Sheriff’s deputies and police officers have a duty to keep us safe. However, they sometimes make irresponsible decisions. This was evident in a recent case of ours in which a Los Angeles sheriff’s deputy chose to drive while distracted and as a result, struck and killed a bicyclist.

Learn more about this case and how it shed light on distracted driving among law enforcement.

Olin vs. County of Los Angeles, Los Angeles County Sheriff’s Department

The sheriff’s deputy that struck and killed a bicyclist on Mulholland Highway described the incident as such:

  • “He swerved out in front of me.”
  • “He pulled out in front of me. So I kind of went right to avoid him.”
  • “The bicyclist suddenly entered [my] lane of travel from the bicycle lane and rode into the path of the vehicle.”

The drawing below illustrates the incident from the story told by the deputy:

the defendant's drawing of the events

The physical evidence, however, told a different story. Our investigation determined that the bicyclist, Milt Olin, was struck in the bike lane, and not in the road after swerving out of the bike lane like the sheriff’s deputy had claimed. This photo below shows that the scrape marks from the point of impact were clearly within the bounds of the bike lane.

physical evidence from the crash scene

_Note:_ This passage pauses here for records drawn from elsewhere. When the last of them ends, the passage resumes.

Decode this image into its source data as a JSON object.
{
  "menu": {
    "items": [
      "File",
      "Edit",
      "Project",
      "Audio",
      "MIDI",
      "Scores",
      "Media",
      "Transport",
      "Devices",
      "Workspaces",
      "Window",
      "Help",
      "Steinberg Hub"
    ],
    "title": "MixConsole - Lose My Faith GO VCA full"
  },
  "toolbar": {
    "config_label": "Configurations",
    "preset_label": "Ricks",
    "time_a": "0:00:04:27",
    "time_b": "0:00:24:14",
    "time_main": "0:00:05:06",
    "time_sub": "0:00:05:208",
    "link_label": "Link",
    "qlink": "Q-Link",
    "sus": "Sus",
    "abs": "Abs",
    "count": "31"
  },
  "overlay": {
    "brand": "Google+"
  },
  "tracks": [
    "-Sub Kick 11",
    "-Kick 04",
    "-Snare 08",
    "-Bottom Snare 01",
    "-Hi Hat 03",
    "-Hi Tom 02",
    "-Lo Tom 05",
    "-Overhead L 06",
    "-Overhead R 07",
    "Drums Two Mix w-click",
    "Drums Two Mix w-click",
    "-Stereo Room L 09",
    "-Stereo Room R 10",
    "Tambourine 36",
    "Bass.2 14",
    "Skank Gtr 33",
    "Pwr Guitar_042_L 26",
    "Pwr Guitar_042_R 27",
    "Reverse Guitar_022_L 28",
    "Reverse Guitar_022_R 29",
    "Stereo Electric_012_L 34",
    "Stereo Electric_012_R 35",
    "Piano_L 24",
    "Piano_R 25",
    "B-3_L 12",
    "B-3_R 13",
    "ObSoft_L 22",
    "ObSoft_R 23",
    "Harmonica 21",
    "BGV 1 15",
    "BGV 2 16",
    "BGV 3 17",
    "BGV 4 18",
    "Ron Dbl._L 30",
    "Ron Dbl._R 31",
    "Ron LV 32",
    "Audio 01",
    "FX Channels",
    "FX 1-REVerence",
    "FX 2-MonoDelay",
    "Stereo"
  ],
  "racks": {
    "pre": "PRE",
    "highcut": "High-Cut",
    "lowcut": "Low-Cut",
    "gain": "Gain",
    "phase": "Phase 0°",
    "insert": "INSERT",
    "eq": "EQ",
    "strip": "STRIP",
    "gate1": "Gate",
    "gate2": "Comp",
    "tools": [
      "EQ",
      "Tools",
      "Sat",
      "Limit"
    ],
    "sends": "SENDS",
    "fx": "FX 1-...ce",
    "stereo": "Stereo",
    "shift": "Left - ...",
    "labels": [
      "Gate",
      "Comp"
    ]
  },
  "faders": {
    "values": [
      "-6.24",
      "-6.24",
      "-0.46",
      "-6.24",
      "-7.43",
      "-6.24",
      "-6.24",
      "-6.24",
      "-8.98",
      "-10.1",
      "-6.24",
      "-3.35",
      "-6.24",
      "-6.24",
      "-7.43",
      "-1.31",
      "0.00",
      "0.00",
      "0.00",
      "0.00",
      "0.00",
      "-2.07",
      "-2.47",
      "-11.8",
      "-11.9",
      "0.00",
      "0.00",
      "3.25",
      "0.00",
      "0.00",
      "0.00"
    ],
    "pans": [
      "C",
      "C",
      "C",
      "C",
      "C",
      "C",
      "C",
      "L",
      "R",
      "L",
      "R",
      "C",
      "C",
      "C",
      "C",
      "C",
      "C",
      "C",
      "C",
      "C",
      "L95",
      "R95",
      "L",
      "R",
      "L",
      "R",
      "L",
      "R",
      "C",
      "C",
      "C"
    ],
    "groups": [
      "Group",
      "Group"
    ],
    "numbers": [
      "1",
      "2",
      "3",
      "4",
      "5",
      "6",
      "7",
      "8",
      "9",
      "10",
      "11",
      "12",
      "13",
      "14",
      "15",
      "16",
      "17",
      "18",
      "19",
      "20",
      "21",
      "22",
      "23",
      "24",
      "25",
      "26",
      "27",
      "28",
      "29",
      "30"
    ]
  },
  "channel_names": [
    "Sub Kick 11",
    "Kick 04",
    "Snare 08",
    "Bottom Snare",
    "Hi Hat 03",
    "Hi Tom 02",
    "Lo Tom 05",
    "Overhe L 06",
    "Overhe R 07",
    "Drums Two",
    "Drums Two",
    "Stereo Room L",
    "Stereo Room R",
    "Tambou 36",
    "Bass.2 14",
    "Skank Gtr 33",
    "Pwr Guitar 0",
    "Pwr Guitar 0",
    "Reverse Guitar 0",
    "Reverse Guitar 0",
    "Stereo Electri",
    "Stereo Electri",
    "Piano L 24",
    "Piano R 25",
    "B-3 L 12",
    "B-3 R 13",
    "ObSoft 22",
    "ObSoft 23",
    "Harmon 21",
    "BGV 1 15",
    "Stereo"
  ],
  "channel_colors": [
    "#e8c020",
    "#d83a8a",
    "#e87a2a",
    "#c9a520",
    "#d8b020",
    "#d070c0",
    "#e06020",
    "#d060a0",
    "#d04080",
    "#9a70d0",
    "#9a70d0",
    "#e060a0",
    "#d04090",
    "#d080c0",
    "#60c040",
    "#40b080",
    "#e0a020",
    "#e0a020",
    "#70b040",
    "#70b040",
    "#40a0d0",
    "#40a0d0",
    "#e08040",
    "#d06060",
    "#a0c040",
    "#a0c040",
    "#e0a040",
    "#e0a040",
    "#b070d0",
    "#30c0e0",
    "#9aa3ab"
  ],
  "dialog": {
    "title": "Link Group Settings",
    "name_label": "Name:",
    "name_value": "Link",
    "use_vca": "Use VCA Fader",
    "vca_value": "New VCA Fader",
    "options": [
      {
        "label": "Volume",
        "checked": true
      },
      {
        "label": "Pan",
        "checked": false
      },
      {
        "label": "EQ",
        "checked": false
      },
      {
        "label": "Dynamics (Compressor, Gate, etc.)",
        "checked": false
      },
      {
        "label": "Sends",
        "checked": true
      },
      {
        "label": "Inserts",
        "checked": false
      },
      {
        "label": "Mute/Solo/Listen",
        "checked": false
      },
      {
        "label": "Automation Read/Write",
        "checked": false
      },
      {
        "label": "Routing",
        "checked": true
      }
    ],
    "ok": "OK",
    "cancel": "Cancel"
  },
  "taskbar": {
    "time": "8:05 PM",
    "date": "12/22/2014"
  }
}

While we understood that Mr. Olin committed no wrongdoing in this incident, the question still remained as to how this crash happened in the first place. After all, the sheriff’s deputy had driven into the bike lane on a sunny Sunday afternoon on a long straight roadway. Our firm subpoenaed the sheriff deputy’s personal cell phone records, which showed that the deputy sent a text message within 15 seconds of the crash while on the straightaway. Then, he went directly to his Mobile Digital Computer (MDC) inside his sheriff’s vehicle to send another message. The combination of the personal cell phone text message and the message being typed in the on-board computer accounted for the failure of the sheriff’s deputy to see the bicyclist and the failure of the deputy to stay in his own lane.

the police car's MDL screen as displayed moments before and during the crash

a closeup of the police car's MDL screen as displayed moments before and during the crash

The analysis of the deputy’s MDC revealed the deputy was indeed distracted immediately before the crash. Photos of the MDC immediately after the crash showed that the screen had slammed down on the deputy’s hand in the impact. That was confirmed by the fact that the unfinished message on the MDC reads: “YES I][\ NOKKO.”

This tragic case illustrates that multitasking is a myth. Research in neuroscience has found that the brain cannot perform tasks simultaneously. Rather, the brain just switches between tasks quickly. Sadly, however, many people believe that they can perform two tasks safely at the same time, as did the sheriff’s deputy involved in this case. And, often, that decision has devastating consequences.

If you or someone you love has been harmed by a distracted driver, our Los Angeles trial attorneys are here to help. We encourage you to contact us to learn how we may help you obtain justice and hold reckless drivers accountable for their actions.

Call Greene Broillet & Wheeler, LLP at (866) 634-4525 to schedule a free consultation.